2017 Chevrolet Tahoe First Drive
A convoy of blacked-out ’17 Chevrolet Tahoe and Suburban Midnight Edition SUVs haul along an unpaved road. The trucks ahead of us are periodically obscured by a swirl of kicked-up dust. Other than the steady ping of rocks along the underbody, the Tahoe we’re in is dead silent. We’re heading into The Range Complex (TRC), which looks like the isolated compound of some clandestine faction. The miles-long dirt road winds its way toward mobile trailers in the distance. What the hell is this place?
TRC is a Special Forces military training facility owned and operated by ex–Delta Force Lt. Col. James Reece. It provides tactical live-fire combat training as well as strategic communication courses to the military, government, law-enforcement agencies, and civilians. Reece’s team, some of whom are both instructors here and operations specialists for military and private contractors, are all either Special Forces veterans or active duty—primarily Delta Force.
Darkness has finally descended on the complex. Few lights flicker across TRC’s 1,982-acre sprawl. We sit in the passenger seat of a Tahoe equipped with the Z71 package, which features off-road–tuned shocks, tires, and skidplates. This Tahoe also has an infrared light bar strapped on the roof, and we’re in something called Surveillance mode, which means there isn’t a single light on in the entire SUV. The interior is as pitch as the black Bow Tie badge on the grille. Night-vision monoculars are secured to our heads. There were no helmets small enough for this writer, so the monocular is attached to a mesh cap aptly named a skull crusher.

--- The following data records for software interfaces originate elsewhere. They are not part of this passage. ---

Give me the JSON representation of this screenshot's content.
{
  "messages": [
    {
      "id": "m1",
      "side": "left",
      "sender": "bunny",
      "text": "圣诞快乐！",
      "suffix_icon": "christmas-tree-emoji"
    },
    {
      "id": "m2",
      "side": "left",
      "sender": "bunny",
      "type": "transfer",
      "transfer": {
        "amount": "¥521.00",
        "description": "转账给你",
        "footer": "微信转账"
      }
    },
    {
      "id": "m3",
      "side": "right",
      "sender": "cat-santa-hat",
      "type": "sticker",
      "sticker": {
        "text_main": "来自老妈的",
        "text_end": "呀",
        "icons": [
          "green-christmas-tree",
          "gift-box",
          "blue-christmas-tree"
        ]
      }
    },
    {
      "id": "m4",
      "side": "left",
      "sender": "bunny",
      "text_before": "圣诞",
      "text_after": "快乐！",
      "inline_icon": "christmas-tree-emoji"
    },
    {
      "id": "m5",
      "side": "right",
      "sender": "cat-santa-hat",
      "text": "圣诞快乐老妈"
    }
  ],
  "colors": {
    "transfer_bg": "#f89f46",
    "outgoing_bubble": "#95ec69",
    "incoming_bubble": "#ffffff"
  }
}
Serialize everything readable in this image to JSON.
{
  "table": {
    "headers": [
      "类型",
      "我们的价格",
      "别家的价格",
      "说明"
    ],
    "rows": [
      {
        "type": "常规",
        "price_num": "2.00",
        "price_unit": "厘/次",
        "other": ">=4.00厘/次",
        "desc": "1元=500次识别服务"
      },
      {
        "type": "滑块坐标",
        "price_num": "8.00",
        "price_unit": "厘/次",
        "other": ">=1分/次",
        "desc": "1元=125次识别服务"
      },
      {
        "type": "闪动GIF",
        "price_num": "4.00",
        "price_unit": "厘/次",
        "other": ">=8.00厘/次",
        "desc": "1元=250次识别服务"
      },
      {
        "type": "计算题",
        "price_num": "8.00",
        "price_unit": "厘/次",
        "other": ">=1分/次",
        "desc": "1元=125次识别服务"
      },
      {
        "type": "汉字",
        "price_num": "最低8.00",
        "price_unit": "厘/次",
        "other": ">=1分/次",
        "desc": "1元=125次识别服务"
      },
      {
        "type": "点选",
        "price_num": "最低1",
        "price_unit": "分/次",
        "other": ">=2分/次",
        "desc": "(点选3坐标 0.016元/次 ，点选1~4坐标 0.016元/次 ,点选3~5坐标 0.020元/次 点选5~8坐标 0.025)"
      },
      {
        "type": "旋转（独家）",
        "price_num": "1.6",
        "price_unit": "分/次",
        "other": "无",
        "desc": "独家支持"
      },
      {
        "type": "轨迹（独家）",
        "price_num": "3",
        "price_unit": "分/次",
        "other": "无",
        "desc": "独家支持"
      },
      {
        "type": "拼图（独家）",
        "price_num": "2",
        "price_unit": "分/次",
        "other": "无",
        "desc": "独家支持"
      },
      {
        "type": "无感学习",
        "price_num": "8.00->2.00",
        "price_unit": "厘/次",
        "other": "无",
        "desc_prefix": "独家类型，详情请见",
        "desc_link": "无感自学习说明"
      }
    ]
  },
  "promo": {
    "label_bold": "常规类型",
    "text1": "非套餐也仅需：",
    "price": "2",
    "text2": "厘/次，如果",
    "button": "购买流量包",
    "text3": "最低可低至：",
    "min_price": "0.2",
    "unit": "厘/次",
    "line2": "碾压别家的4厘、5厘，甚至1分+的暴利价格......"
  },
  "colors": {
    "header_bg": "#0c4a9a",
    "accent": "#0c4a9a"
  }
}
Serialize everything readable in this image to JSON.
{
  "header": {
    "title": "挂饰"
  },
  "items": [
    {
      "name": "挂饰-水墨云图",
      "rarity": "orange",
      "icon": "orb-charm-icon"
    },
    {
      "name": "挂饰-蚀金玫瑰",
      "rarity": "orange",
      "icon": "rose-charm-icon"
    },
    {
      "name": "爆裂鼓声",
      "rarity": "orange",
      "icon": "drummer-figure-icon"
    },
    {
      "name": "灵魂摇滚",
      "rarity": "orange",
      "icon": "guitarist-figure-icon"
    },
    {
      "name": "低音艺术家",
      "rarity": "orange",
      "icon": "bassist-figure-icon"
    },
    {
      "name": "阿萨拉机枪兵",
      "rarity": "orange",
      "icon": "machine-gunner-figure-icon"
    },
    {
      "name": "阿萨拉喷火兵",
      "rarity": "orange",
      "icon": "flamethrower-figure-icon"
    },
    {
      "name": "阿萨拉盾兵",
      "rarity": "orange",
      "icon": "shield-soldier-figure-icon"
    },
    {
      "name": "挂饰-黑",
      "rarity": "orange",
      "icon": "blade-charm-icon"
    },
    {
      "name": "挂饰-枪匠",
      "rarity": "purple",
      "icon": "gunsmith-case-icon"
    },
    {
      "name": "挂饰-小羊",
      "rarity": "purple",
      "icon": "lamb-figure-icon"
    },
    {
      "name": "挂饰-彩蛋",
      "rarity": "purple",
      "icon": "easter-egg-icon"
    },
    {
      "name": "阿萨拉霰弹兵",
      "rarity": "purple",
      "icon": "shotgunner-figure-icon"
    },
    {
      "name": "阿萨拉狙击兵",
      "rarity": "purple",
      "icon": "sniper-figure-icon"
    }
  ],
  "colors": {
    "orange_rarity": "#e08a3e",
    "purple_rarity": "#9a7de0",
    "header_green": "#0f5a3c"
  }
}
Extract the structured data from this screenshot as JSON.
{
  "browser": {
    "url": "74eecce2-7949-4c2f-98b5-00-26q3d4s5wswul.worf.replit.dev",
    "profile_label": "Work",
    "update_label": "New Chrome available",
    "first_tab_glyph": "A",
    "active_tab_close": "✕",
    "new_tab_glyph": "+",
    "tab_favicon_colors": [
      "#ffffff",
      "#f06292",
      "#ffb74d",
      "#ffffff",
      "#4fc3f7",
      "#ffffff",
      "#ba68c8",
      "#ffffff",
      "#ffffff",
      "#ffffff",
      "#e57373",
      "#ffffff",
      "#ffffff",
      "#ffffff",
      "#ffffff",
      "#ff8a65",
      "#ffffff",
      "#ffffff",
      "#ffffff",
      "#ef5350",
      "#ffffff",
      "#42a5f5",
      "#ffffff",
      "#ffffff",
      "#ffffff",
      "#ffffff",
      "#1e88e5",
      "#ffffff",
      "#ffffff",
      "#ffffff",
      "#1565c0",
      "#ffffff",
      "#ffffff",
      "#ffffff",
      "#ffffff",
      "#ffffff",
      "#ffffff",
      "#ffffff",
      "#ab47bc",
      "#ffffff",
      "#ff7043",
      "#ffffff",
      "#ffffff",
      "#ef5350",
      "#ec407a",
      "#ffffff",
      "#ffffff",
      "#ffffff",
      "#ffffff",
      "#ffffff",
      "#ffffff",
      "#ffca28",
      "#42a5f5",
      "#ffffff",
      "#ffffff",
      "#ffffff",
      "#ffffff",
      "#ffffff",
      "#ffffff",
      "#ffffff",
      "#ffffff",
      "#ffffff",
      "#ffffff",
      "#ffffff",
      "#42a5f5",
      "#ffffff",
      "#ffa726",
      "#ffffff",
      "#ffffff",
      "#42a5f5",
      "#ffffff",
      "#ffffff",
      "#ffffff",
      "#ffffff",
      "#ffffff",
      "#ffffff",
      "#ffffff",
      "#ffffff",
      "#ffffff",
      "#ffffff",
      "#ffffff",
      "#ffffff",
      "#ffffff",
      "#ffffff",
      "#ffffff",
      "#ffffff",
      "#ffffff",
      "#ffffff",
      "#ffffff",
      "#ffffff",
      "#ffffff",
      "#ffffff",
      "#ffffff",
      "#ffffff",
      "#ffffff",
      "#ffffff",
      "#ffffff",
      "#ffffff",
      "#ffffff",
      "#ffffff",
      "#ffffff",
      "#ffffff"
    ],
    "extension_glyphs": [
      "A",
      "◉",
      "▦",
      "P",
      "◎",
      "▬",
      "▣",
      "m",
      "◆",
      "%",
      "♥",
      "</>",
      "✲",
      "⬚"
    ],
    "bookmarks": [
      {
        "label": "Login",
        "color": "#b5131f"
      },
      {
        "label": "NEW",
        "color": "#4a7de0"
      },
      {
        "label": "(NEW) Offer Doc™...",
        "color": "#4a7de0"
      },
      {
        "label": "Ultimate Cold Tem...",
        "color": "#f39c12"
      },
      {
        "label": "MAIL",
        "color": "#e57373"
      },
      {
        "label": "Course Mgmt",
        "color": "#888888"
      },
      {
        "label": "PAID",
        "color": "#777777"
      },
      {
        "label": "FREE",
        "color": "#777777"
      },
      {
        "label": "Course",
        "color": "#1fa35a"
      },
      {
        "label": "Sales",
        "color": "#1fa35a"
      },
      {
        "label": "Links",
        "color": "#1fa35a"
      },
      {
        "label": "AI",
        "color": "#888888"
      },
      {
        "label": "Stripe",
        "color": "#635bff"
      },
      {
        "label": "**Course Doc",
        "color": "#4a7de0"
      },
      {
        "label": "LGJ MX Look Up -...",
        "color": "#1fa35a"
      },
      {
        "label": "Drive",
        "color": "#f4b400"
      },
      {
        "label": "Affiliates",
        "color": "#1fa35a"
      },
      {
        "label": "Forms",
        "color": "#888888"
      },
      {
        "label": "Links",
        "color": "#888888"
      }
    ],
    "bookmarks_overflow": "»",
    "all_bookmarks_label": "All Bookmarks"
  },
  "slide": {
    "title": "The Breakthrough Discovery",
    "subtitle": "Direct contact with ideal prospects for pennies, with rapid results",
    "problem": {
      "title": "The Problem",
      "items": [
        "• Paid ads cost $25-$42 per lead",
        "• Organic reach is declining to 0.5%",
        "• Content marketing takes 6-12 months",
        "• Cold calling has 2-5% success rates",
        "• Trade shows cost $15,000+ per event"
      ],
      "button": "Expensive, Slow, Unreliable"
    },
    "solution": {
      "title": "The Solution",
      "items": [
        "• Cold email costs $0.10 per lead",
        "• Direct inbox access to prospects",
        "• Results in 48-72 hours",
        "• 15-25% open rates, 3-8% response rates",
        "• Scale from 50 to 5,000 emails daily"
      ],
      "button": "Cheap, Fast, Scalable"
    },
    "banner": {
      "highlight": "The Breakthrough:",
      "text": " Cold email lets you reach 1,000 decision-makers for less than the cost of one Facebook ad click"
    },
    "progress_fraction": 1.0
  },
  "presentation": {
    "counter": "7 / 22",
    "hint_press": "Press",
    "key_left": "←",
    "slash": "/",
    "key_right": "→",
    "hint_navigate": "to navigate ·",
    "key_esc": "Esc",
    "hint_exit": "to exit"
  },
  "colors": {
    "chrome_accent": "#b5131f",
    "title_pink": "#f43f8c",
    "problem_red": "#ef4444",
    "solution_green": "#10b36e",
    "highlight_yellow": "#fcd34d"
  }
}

Before the night was over we’d shot 9mm Glock pistols, an M4 rifle, and a .260 Remington sniper rifle. We’d driven under highly abnormal conditions and got to talk to men who’ve executed spectacularly dangerous missions that even the best Hollywood screenwriters likely couldn’t conceive. This was the first time journalists were allowed into TRC, and we’re honored to have been part of that group.